*** Opening Provided information ***

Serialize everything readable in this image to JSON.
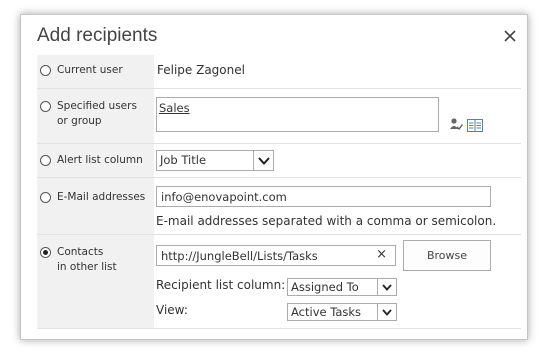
{
  "dialog": {
    "title": "Add recipients",
    "close_icon": "close-icon"
  },
  "rows": {
    "current_user": {
      "label": "Current user",
      "selected": false,
      "value": "Felipe Zagonel"
    },
    "specified_users": {
      "label_line1": "Specified users",
      "label_line2": "or group",
      "selected": false,
      "value": "Sales",
      "icons": [
        "check-names-icon",
        "address-book-icon"
      ]
    },
    "alert_list_column": {
      "label": "Alert list column",
      "selected": false,
      "value": "Job Title"
    },
    "email_addresses": {
      "label": "E-Mail addresses",
      "selected": false,
      "value": "info@enovapoint.com",
      "hint": "E-mail addresses separated with a comma or semicolon."
    },
    "contacts": {
      "label_line1": "Contacts",
      "label_line2": "in other list",
      "selected": true,
      "list_url": "http://JungleBell/Lists/Tasks",
      "clear_symbol": "×",
      "browse_label": "Browse",
      "recipient_column_label": "Recipient list column:",
      "recipient_column_value": "Assigned To",
      "view_label": "View:",
      "view_value": "Active Tasks"
    }
  },
  "colors": {
    "label_background": "#f1f1f1",
    "separator": "#e1e1e1",
    "border": "#ababab"
  }
}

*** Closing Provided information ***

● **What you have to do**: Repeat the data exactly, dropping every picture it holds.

● **Answer section**:
Serialize everything readable in this image to JSON.
{
  "dialog": {
    "title": "Add recipients",
    "close_icon": "close-icon"
  },
  "rows": {
    "current_user": {
      "label": "Current user",
      "selected": false,
      "value": "Felipe Zagonel"
    },
    "specified_users": {
      "label_line1": "Specified users",
      "label_line2": "or group",
      "selected": false,
      "value": "Sales",
      "icons": [
        "check-names-icon",
        "address-book-icon"
      ]
    },
    "alert_list_column": {
      "label": "Alert list column",
      "selected": false,
      "value": "Job Title"
    },
    "email_addresses": {
      "label": "E-Mail addresses",
      "selected": false,
      "value": "info@enovapoint.com",
      "hint": "E-mail addresses separated with a comma or semicolon."
    },
    "contacts": {
      "label_line1": "Contacts",
      "label_line2": "in other list",
      "selected": true,
      "list_url": "http://JungleBell/Lists/Tasks",
      "clear_symbol": "×",
      "browse_label": "Browse",
      "recipient_column_label": "Recipient list column:",
      "recipient_column_value": "Assigned To",
      "view_label": "View:",
      "view_value": "Active Tasks"
    }
  },
  "colors": {
    "label_background": "#f1f1f1",
    "separator": "#e1e1e1",
    "border": "#ababab"
  }
}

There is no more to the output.